On the other side of the ball, we have similar issues arising--good run, bad pass. The UCLA defense has known to be very conservative at times, but they can also play very aggressive under Chuck Bullough. Paced by likely first round pick Akeem Ayers and solid support from defensive linemen David Carter and linebacker Patrick Larimore, the Bruins are ranked in the top 10 in sacks and tied for 15th in tackles for loss. This has caused trouble for struggling offensive lines and force offenses into 2nd/3rd and longs. The run defense is progressively getting better after their early season debacles in their losses, stuffing Texas and Wazzu on consecutive weeks.

Unfortunately, the pass defense, usually stalwart, has been getting steadily worse, culminating in Jeff Tuel lighting up the Bruin secondary last week for 311 passing yards and two touchdowns.
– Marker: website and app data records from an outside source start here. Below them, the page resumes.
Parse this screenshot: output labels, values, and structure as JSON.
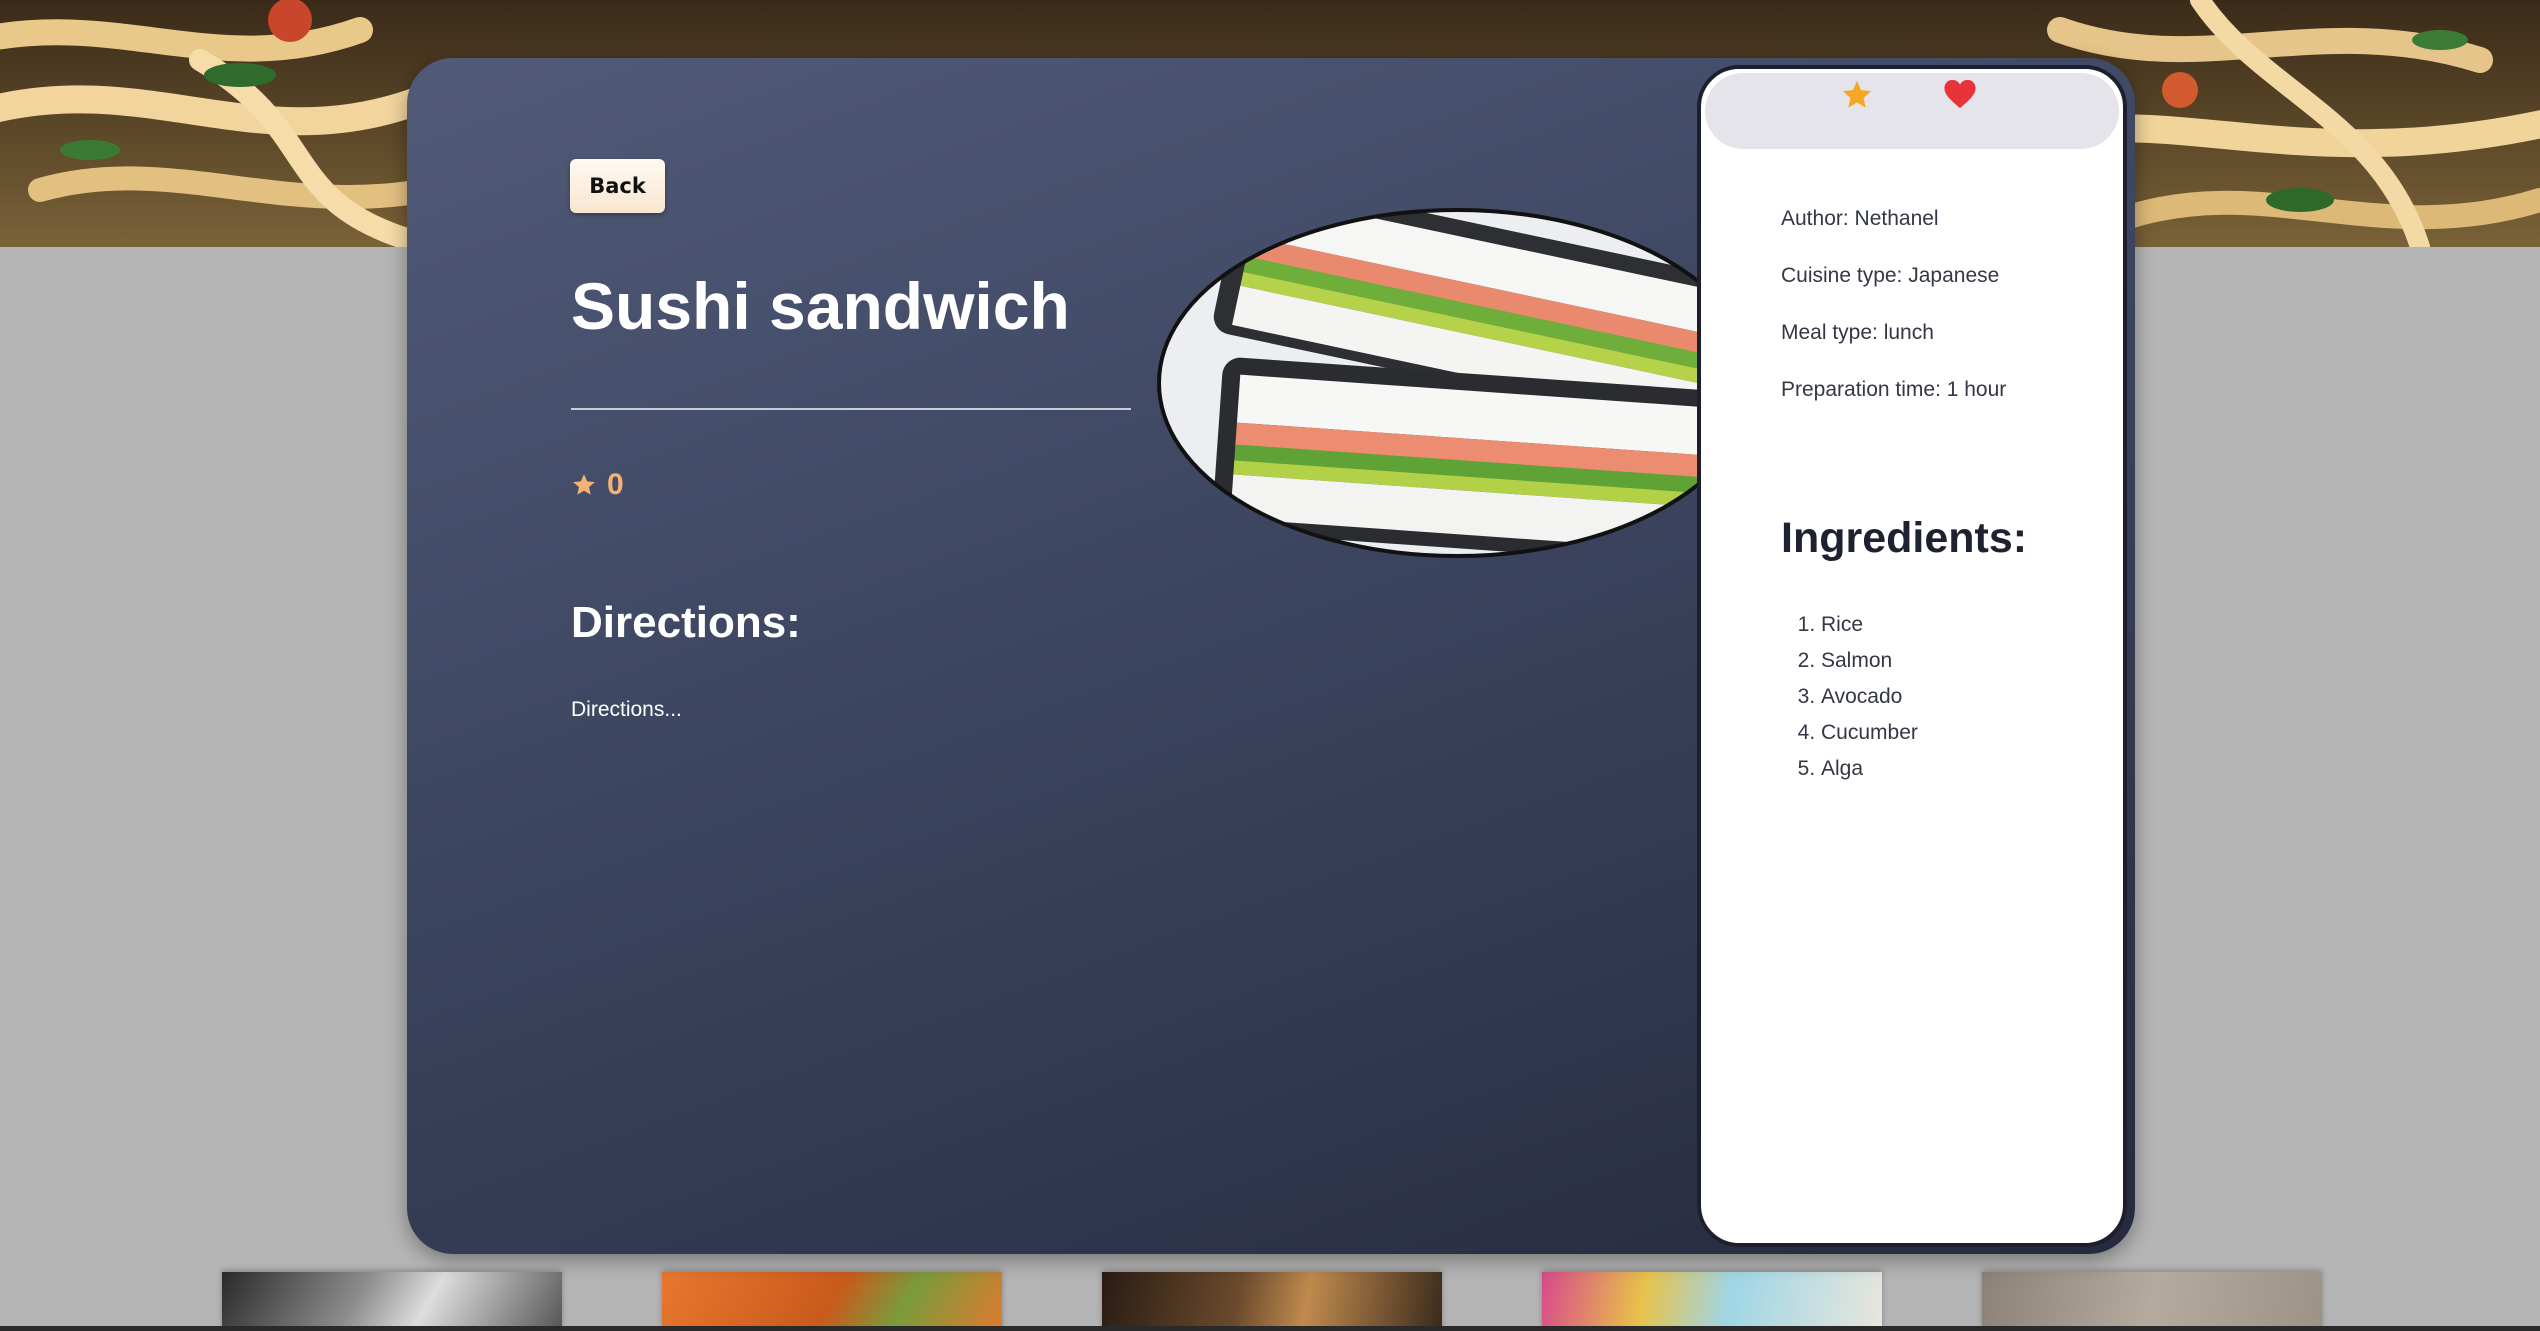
{
  "recipe": {
    "back_label": "Back",
    "title": "Sushi sandwich",
    "rating": "0",
    "directions_heading": "Directions:",
    "directions_text": "Directions...",
    "image_alt": "sushi sandwich photo"
  },
  "details": {
    "author": "Author: Nethanel",
    "cuisine": "Cuisine type: Japanese",
    "meal_type": "Meal type: lunch",
    "prep_time": "Preparation time: 1 hour"
  },
  "ingredients": {
    "heading": "Ingredients:",
    "items": [
      "Rice",
      "Salmon",
      "Avocado",
      "Cucumber",
      "Alga"
    ]
  },
  "actions": {
    "favorite_icon": "star-icon",
    "like_icon": "heart-icon"
  },
  "colors": {
    "modal_gradient_start": "#515a77",
    "modal_gradient_end": "#262a3e",
    "rating_accent": "#f6b274",
    "star_accent": "#f5a623",
    "heart_accent": "#e8333a",
    "back_button_bg": "#fbeedd"
  }
}
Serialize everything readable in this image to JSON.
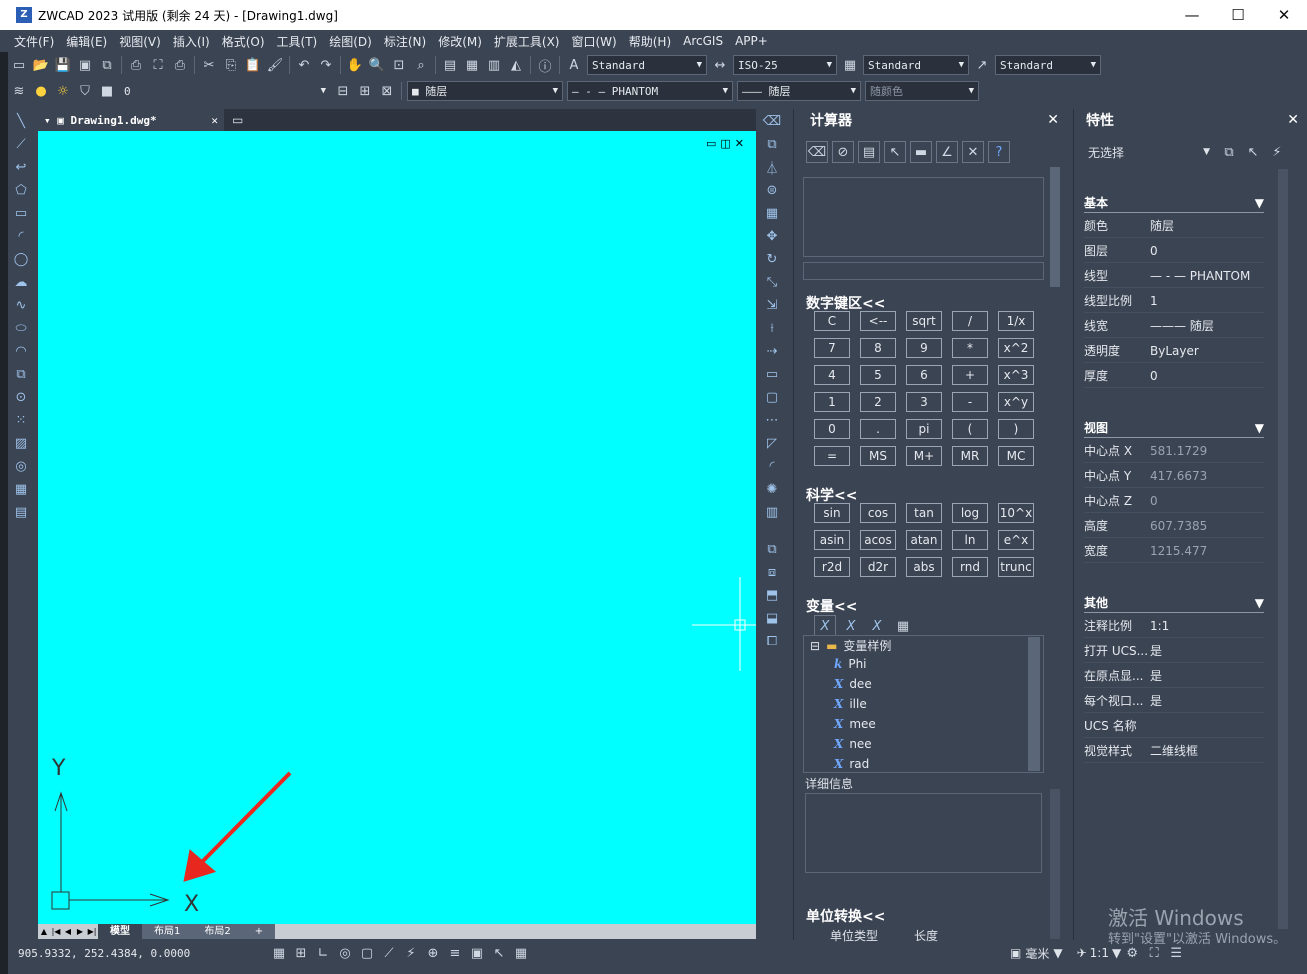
{
  "window": {
    "title": "ZWCAD 2023 试用版 (剩余 24 天) - [Drawing1.dwg]",
    "icon": "zwcad-app-icon"
  },
  "menu": [
    "文件(F)",
    "编辑(E)",
    "视图(V)",
    "插入(I)",
    "格式(O)",
    "工具(T)",
    "绘图(D)",
    "标注(N)",
    "修改(M)",
    "扩展工具(X)",
    "窗口(W)",
    "帮助(H)",
    "ArcGIS",
    "APP+"
  ],
  "toolbar": {
    "text_style": "Standard",
    "dim_style": "ISO-25",
    "table_style": "Standard",
    "mleader_style": "Standard",
    "layer": "0",
    "color": "随层",
    "linetype": "PHANTOM",
    "lineweight": "随层",
    "plotstyle": "随颜色"
  },
  "document": {
    "tab": "Drawing1.dwg*"
  },
  "canvas": {
    "bg": "#00ffff",
    "ucs_x": "X",
    "ucs_y": "Y"
  },
  "layouts": [
    "模型",
    "布局1",
    "布局2",
    "+"
  ],
  "status": {
    "coords": "905.9332, 252.4384, 0.0000",
    "units": "毫米",
    "scale": "1:1"
  },
  "calculator": {
    "title": "计算器",
    "keypad_title": "数字键区<<",
    "keypad": [
      [
        "C",
        "<--",
        "sqrt",
        "/",
        "1/x"
      ],
      [
        "7",
        "8",
        "9",
        "*",
        "x^2"
      ],
      [
        "4",
        "5",
        "6",
        "+",
        "x^3"
      ],
      [
        "1",
        "2",
        "3",
        "-",
        "x^y"
      ],
      [
        "0",
        ".",
        "pi",
        "(",
        ")"
      ],
      [
        "=",
        "MS",
        "M+",
        "MR",
        "MC"
      ]
    ],
    "sci_title": "科学<<",
    "sci": [
      [
        "sin",
        "cos",
        "tan",
        "log",
        "10^x"
      ],
      [
        "asin",
        "acos",
        "atan",
        "ln",
        "e^x"
      ],
      [
        "r2d",
        "d2r",
        "abs",
        "rnd",
        "trunc"
      ]
    ],
    "var_title": "变量<<",
    "var_folder": "变量样例",
    "vars": [
      {
        "icon": "k",
        "name": "Phi"
      },
      {
        "icon": "X",
        "name": "dee"
      },
      {
        "icon": "X",
        "name": "ille"
      },
      {
        "icon": "X",
        "name": "mee"
      },
      {
        "icon": "X",
        "name": "nee"
      },
      {
        "icon": "X",
        "name": "rad"
      }
    ],
    "details": "详细信息",
    "unit_title": "单位转换<<",
    "unit_type": "单位类型",
    "unit_value": "长度"
  },
  "properties": {
    "title": "特性",
    "selection": "无选择",
    "basic_title": "基本",
    "basic": [
      {
        "k": "颜色",
        "v": "随层"
      },
      {
        "k": "图层",
        "v": "0"
      },
      {
        "k": "线型",
        "v": "— - — PHANTOM"
      },
      {
        "k": "线型比例",
        "v": "1"
      },
      {
        "k": "线宽",
        "v": "——— 随层"
      },
      {
        "k": "透明度",
        "v": "ByLayer"
      },
      {
        "k": "厚度",
        "v": "0"
      }
    ],
    "view_title": "视图",
    "view": [
      {
        "k": "中心点 X",
        "v": "581.1729"
      },
      {
        "k": "中心点 Y",
        "v": "417.6673"
      },
      {
        "k": "中心点 Z",
        "v": "0"
      },
      {
        "k": "高度",
        "v": "607.7385"
      },
      {
        "k": "宽度",
        "v": "1215.477"
      }
    ],
    "other_title": "其他",
    "other": [
      {
        "k": "注释比例",
        "v": "1:1"
      },
      {
        "k": "打开 UCS...",
        "v": "是"
      },
      {
        "k": "在原点显...",
        "v": "是"
      },
      {
        "k": "每个视口...",
        "v": "是"
      },
      {
        "k": "UCS 名称",
        "v": ""
      },
      {
        "k": "视觉样式",
        "v": "二维线框"
      }
    ]
  },
  "watermark": {
    "line1": "激活 Windows",
    "line2": "转到\"设置\"以激活 Windows。"
  }
}
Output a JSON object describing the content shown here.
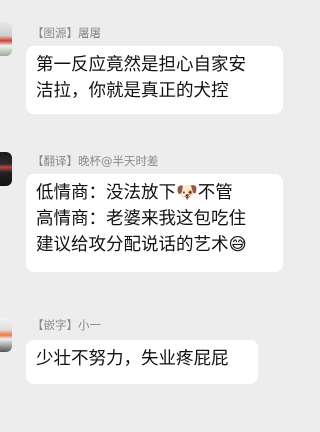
{
  "messages": [
    {
      "name": "【图源】屠屠",
      "lines": [
        "第一反应竟然是担心自家安",
        "洁拉，你就是真正的犬控"
      ]
    },
    {
      "name": "【翻译】晚杯@半天时差",
      "lines": [
        "低情商：没法放下🐶不管",
        "高情商：老婆来我这包吃住",
        "建议给攻分配说话的艺术😅"
      ]
    },
    {
      "name": "【嵌字】小一",
      "lines": [
        "少壮不努力，失业疼屁屁"
      ]
    }
  ],
  "colors": {
    "background": "#ededed",
    "bubble": "#ffffff",
    "name_text": "#8a8a8a"
  }
}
The losses from last season prevent this team from being that great defensively, but it still could be better.

There are concerns about scheme, which Neuheisel addressed as being too predictable and easy for a good quarterback like Tuel to dissect. However, the talent just might not be there, particularly at outside linebacker or at defensive end where the most pass rush is generated. You can only send Ayers or Larimore at the quarterback so much before the opponent figures out how to hit back.

Although safety Rahim Moore and cornerback Sheldon Price are doing their best to keep the offense from attacking vertically, it seems that the Bruins secondary is always left chasing opponents rather than acting instinctively. But while they seem more able than ever to shut down the run, holding the passing game down remains a big mystery.

Bruins Special Teams

The special teams continues to be a top-notch unit, arguably the best in the conference. Kai Forbath ranks 10th in kickoffs and has hit 80% of his field goals. Jeff Locke averages 45.85 yards per punt, also good enough for 10th in the nation and Taylor Embree is currently a top 40 punt returner. UCLA's coverage teams are always solid and should prevent any huge plays in the special teams game.